Headline inflation in Germany is expected to ease in March but food inflation is still rising, provisional numbers show.
Consumer prices, “harmonised” to compare with other EU countries, are expected to rise 7.8% in March compared to the same period last year, the German Federal Statistical Office reported yesterday (30 March).
This comes in above the 7.5% rate analysts had expected.
An alternative measure, derived from the consumer price index (CPI), saw headline inflation expected to rise 7.4% in March – a drop from the 8.7% CPI seen in both January and February.
But food prices, also measured by Germany’s CPI, will rise 0.5 percentage points to 22.3% in March compared to February, and 2.1 percentage points higher than January, provisional data from the Statistisches Bundesamt suggests.
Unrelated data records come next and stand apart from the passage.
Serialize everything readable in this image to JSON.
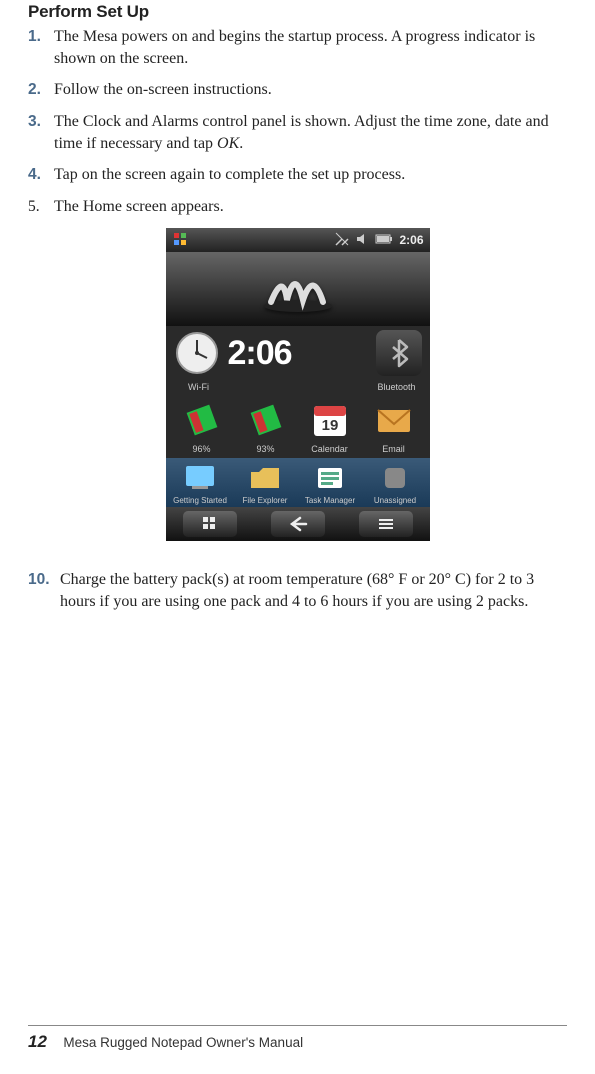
{
  "section_title": "Perform Set Up",
  "steps": [
    {
      "num": "1.",
      "bold": true,
      "text": "The Mesa powers on and begins the startup process. A progress indicator is shown on the screen."
    },
    {
      "num": "2.",
      "bold": true,
      "text": "Follow the on-screen instructions."
    },
    {
      "num": "3.",
      "bold": true,
      "text_pre": "The Clock and Alarms control panel is shown. Adjust the time zone, date and time if necessary and tap ",
      "text_em": "OK",
      "text_post": "."
    },
    {
      "num": "4.",
      "bold": true,
      "text": "Tap on the screen again to complete the set up process."
    },
    {
      "num": "5.",
      "bold": false,
      "text": "The Home screen appears."
    }
  ],
  "step10": {
    "num": "10.",
    "text": "Charge the battery pack(s) at room temperature (68° F or 20° C) for 2 to 3 hours if you are using one pack and 4 to 6 hours if you are using 2 packs."
  },
  "figure": {
    "status_time": "2:06",
    "clock_digital": "2:06",
    "wifi_label": "Wi-Fi",
    "bluetooth_label": "Bluetooth",
    "row2": [
      {
        "label": "96%",
        "icon": "battery-red-icon"
      },
      {
        "label": "93%",
        "icon": "battery-green-icon"
      },
      {
        "label": "Calendar",
        "icon": "calendar-icon"
      },
      {
        "label": "Email",
        "icon": "email-icon"
      }
    ],
    "dock": [
      {
        "label": "Getting Started",
        "icon": "getting-started-icon"
      },
      {
        "label": "File Explorer",
        "icon": "file-explorer-icon"
      },
      {
        "label": "Task Manager",
        "icon": "task-manager-icon"
      },
      {
        "label": "Unassigned",
        "icon": "unassigned-icon"
      }
    ],
    "calendar_day": "19"
  },
  "footer": {
    "page_number": "12",
    "doc_title": "Mesa Rugged Notepad Owner's Manual"
  }
}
In contrast, energy prices – which have been leading inflation alongside food prices since Russia’s invasion of Ukraine in February 2022 – saw a vast decline to 3.5% year-on-year in March, down from 19.1% in February.
The Statistisches Bundesamt put this down to the abnormally high inflation level of March 2022 as well as an energy-relief package from the German government. The €65bn ($70.7bn) package, the third of its kind in Germany since the Ukraine war began, includes an electricity price 'brake' for households and small businesses.
It comes as UK inflation unexpectedly soared to a 46-year high in March, led by food inflation. An easing in the UK’s headline rate of inflation and the prices of groceries in January had spurred optimism that a peak had been reached. But the country put the unexpected spike down to widespread shortages of fresh vegetables in February.
In Japan, headline inflation eased in February but grocery items rose to record high of 7.5%. Like Germany, the all-item dip was helped in part by a government subsidy reducing the cost of energy bills. But food items remained pricey, with fresh fish and seafood rising 15.5% year on year and dairy products climbing 11.7%.